1. Halloween (1978)
Directed by John Carpenter.
Starring Donald Pleasence, Jamie Lee Curtis, P. J. Soles and Nancy Loomis.
What more needs to be said about the one that started it all? John Carpenter’s visceral, rough-edged slasher classic has inspired generations of horror filmmakers and popularised a trope-set that’s still being dined out on today.
The chilling opening first-person sequence does a marvellous job of cementing the film’s tone from the outset; artful and deliberate, but as made clear by the brutal slaughter of a bare-chested Judith Myers (Sandy Johnson), also rooted in exploitation.
Carpenter melds that trashy gloss with a firm indie sensibility, lingering long on shots long after most filmmakers in the genre would cut, and having enough respect for the audience to let quietly suspenseful scenes breathe rather than fill the void with tension chords and jump scares. Carpenter also breaks the cardinal rule of horror by daring to feature Michael Myers extensively in the daytime, but thanks to the slow-building unease of the deliberate first act, it’s a gamble that absolutely pays off.
Not everything works in the film, though; there are a few lurches in pacing and Nancy Kyes, who plays Laurie’s babysitter pal Annie Brackett, gives a risible, over-affected performance throughout. It’s surely the movie’s biggest failing that so much of the second act focuses on her, and Annie’s climactic death scene is totally derailed by Kyes’ hilariously hammy acting.
Contemporary audiences should keep in mind, however, that Carpenter made the film for a mere $325,000, so as an achievement against limited resources, it’s reasonable not to expect world-class acting or production. And yet, Curtis and the brilliant Donald Pleasence turn in remarkable work here, such that the film suffers most any time they’re both off-screen.
Technically-speaking, it’s stood the test of time shockingly well; Carpenter’s creative camerawork and cinematography shames just about every subsequent entry into the genre, to say nothing of his inspired approach to scares. The famous bed sheet scene, of course, remains a rightful classic of the genre (and it’s surprisingly hilarious to boot), and while Carpenter does overuse his iconic title theme a little, it’s easy to understand why.
The original Halloween has a purity to it compared to succeeding movies which attempted to “refine” the formula for bigger scares, not to mention the contrived expansion of Myers’ mythos in the sequels.

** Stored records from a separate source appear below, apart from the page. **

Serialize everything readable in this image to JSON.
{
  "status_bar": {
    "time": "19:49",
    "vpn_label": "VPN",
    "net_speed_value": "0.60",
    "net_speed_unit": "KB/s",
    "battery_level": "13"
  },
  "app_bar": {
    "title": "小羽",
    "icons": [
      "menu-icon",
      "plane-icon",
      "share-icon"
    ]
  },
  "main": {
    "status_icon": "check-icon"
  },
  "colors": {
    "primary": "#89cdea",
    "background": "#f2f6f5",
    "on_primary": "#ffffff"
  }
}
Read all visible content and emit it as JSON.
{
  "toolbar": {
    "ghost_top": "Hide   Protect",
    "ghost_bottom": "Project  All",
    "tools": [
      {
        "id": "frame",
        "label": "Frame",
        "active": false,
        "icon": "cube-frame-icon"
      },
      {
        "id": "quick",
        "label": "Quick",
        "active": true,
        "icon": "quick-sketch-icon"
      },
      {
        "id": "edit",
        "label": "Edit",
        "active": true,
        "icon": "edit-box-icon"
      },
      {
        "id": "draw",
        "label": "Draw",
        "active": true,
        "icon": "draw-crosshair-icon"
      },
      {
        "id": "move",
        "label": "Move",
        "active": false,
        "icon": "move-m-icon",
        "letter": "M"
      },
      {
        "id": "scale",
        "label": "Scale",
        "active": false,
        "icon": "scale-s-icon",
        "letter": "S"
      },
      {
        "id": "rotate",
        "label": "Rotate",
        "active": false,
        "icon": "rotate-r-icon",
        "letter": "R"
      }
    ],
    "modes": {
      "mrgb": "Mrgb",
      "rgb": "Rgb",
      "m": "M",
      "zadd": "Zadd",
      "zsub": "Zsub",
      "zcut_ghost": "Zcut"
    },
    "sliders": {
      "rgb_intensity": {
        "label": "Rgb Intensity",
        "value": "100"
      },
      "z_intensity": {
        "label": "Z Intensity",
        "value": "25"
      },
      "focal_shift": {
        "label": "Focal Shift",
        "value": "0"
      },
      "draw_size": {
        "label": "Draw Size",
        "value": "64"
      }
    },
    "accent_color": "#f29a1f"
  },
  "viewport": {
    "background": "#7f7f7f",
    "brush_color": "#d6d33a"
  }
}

While there’s definitely some flab on its 92-minute bones, the less-interesting stretches are balanced out by some terrifically restrained suspense, ensuring that four decades on, Halloween remains a tenacious – if messy – exercise in atmospheric thrills.
Flickering Myth Rating – Film: ★ ★ ★ / Movie: ★ ★ ★ ★
Shaun Munro – Follow me on Twitter for more film rambling.